    • Expected you might be an electrical engineer, what is your general view of MF, expected reliability of power to the Avalon, costs, vs the Isolated option(customer efficiency, wind, island hydro). DO you think it wise to stop or continue to completion. Do you think forecast for demand will be as per recent reduction update, or go lower from efficient heating installations, especially when prices for energy rise.Have you experience with GIC issues, how this might impact the DC line(as I have not seen Liberty address this at all).

  4. I can see a washing program for salt on terminal station equipment, and have heard that Nfld power sometimes do that. But for the lines on the GNP, which are not easily for access in winter, it seems maybe impossible. Also,while the PUB says the 2013 outage from salt in Holyrood was during severe winter weather, I recall checking wind conditions and wind was only moderate and temperatures just about the freezing point, if my memory is correct. I would not call it a severe winter storm. If someone wish to verify this. Moreover, this continuous salt contamination prevented a restart of Holyrood from Hardwoods near St John`s. Holyroods own start gas turbine was unsafe and not operational. Hydro could not image a situation whereby restart could not be accomplished from Hardwoods. This was incompetence, and it was the salt contamination on the lines that prevented this restart. Holyroods own restart gas turbine was an essential component which would allow restart regardless of salt on the adjacent connecting lines of the grid. This high risk dependance on Hardwoods for restart was what Liberty calls imprudence, and Hydro had not even advised the PUB of this risky situation. Salt contamination on the GNP is a very serious problem and well documented. It is therefore rather amazing that in the Manitoba Hydro review they accepted Nalcors statement that salt was not a contaminant. Being 4 years ago, I need to double check this sometime, and wonder if I dreamed that statement, it sees so remarkable.
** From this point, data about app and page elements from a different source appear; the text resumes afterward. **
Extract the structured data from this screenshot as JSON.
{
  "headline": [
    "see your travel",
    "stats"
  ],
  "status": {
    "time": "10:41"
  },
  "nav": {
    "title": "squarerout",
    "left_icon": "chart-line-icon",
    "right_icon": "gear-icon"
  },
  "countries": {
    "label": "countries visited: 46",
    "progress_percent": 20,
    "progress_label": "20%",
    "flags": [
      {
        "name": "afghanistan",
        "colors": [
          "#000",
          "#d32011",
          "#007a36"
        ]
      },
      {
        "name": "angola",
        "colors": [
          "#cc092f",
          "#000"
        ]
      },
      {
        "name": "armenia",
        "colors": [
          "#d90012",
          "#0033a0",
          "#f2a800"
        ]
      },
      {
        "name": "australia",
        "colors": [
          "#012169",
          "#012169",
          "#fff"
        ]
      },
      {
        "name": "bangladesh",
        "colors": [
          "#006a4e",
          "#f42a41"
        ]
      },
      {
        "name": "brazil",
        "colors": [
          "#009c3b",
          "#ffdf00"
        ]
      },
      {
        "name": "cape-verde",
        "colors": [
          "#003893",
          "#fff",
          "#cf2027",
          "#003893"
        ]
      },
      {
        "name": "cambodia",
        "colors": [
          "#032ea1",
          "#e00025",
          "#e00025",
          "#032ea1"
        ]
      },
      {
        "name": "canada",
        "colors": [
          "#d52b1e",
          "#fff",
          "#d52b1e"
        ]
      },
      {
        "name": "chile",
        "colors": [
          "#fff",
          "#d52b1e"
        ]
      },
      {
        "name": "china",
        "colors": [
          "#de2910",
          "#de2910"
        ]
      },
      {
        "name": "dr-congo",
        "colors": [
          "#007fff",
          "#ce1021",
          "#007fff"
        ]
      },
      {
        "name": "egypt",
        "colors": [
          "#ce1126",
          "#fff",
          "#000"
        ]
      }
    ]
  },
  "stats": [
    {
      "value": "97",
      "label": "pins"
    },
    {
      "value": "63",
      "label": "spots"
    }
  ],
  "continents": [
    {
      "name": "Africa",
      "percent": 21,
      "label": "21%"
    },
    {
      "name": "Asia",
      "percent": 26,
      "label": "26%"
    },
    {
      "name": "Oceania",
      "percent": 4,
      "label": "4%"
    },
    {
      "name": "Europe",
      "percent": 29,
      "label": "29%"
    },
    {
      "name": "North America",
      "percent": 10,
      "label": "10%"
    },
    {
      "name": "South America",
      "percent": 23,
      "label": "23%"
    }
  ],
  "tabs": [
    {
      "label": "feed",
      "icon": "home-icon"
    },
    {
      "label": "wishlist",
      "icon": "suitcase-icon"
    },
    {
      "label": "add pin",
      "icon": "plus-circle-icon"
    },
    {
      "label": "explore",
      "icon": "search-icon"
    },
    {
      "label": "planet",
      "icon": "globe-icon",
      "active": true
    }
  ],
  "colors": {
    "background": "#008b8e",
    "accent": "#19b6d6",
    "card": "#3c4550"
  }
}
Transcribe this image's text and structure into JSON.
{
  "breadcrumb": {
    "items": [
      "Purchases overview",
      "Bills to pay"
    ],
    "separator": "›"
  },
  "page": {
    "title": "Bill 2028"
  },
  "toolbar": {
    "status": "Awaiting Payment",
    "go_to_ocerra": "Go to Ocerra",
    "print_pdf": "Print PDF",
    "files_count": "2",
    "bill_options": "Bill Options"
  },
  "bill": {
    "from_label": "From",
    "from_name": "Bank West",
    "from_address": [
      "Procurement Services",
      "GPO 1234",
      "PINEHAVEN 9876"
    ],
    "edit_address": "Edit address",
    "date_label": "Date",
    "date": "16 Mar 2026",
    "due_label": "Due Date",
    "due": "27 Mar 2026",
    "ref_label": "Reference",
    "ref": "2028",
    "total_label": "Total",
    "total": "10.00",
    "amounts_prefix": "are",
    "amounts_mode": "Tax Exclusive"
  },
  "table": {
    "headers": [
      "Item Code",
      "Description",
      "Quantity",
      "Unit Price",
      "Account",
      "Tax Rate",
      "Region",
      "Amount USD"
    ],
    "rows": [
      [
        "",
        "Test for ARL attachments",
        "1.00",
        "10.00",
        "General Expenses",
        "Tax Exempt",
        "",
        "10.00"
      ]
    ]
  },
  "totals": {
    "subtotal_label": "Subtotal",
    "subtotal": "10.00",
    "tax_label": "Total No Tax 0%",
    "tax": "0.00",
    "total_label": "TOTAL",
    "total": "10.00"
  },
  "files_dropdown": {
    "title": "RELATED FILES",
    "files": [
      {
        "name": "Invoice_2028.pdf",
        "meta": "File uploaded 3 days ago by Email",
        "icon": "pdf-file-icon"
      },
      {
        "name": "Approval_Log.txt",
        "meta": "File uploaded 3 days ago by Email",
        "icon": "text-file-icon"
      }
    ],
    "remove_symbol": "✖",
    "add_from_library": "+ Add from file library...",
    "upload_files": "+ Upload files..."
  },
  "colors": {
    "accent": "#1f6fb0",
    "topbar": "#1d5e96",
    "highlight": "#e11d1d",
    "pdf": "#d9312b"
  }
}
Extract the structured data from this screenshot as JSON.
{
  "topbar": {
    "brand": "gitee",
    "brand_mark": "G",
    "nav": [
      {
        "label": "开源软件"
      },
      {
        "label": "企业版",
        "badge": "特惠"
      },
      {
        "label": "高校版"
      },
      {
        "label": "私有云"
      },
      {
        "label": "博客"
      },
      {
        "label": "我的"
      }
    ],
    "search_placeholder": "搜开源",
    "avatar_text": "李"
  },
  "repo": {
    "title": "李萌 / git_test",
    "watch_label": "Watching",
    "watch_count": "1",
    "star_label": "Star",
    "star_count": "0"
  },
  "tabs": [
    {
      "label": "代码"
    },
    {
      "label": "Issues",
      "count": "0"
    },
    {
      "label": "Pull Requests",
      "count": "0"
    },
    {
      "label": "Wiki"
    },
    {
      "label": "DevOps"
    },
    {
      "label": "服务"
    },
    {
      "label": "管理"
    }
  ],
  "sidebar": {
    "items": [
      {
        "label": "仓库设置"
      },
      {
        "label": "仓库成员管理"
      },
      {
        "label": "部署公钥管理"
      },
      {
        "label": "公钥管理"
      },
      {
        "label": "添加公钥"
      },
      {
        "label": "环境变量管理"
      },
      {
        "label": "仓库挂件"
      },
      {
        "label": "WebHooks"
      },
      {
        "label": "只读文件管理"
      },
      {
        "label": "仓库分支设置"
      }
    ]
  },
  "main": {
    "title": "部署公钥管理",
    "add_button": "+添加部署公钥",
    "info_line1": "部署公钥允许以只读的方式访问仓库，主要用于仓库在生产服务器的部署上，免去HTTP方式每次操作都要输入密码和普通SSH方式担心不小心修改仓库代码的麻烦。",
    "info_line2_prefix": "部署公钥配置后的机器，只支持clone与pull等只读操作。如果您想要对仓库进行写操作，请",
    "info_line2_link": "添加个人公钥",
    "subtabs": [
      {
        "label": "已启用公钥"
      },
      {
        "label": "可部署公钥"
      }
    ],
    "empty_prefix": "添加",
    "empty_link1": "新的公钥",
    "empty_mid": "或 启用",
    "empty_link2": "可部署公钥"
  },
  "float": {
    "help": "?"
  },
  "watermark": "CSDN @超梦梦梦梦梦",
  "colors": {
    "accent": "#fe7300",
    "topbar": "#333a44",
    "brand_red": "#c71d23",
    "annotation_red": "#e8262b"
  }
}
I do know that, at my suggestion last year, Danny D has since asked the question formally, and Nfld Hydro now states that salt is a contaminant for the DC line.